Section 271 of Title 35 of the U.S. Code sets forth the statutory basis for patent infringement. Sections (a) and (g) of section 271 specifically deal with the importation of products into the United States. Under section 271(a), any person or corporation who imports any patented invention during the term of the patent into the United States is liable for patent infringement. Section 271(g) narrows section 271(a) by identifying the product as being made by a process patent and by additionally carving out two exceptions. Under the first exception, there is no liability under section 271(g) if the product made by the patented process is "materially changed by subsequent processes." Further, under the second exception, the product made by the patented process becomes "a trivial and nonessential component of another product."
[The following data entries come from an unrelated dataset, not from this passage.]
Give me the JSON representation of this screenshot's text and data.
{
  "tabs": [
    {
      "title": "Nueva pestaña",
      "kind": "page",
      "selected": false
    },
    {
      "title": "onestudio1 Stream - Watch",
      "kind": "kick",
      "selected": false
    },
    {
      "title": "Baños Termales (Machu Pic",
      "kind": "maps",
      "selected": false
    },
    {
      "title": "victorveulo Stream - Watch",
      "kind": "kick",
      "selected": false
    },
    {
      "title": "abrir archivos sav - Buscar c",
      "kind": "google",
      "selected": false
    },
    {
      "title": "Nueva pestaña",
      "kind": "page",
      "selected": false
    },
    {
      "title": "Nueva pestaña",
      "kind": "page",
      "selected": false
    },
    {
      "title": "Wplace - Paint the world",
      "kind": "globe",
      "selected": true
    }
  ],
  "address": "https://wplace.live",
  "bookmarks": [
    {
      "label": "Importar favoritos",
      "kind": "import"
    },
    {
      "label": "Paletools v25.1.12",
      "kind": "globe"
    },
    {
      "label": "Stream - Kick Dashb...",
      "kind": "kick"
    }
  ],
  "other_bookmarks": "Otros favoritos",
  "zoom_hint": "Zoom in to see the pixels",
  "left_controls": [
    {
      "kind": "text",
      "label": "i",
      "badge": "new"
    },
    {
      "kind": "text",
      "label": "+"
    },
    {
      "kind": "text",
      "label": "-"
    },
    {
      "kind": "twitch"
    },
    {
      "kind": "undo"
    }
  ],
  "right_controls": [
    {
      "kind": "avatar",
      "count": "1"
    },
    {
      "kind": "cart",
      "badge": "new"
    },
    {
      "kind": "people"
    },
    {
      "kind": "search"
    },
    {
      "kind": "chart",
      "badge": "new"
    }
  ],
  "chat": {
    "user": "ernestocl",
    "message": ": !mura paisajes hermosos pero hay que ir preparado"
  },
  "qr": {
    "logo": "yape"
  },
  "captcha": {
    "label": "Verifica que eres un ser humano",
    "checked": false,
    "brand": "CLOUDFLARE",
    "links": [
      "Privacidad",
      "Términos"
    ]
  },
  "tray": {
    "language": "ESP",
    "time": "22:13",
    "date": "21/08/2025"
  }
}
This article briefly analyzes the legislative history, the statutory interpretation, and how courts have applied 35 U.S.C. § 271(g), including the Federal Circuit's decisions in Bayer v. Housey and NTP, Inc. v. Research In Motion, Ltd.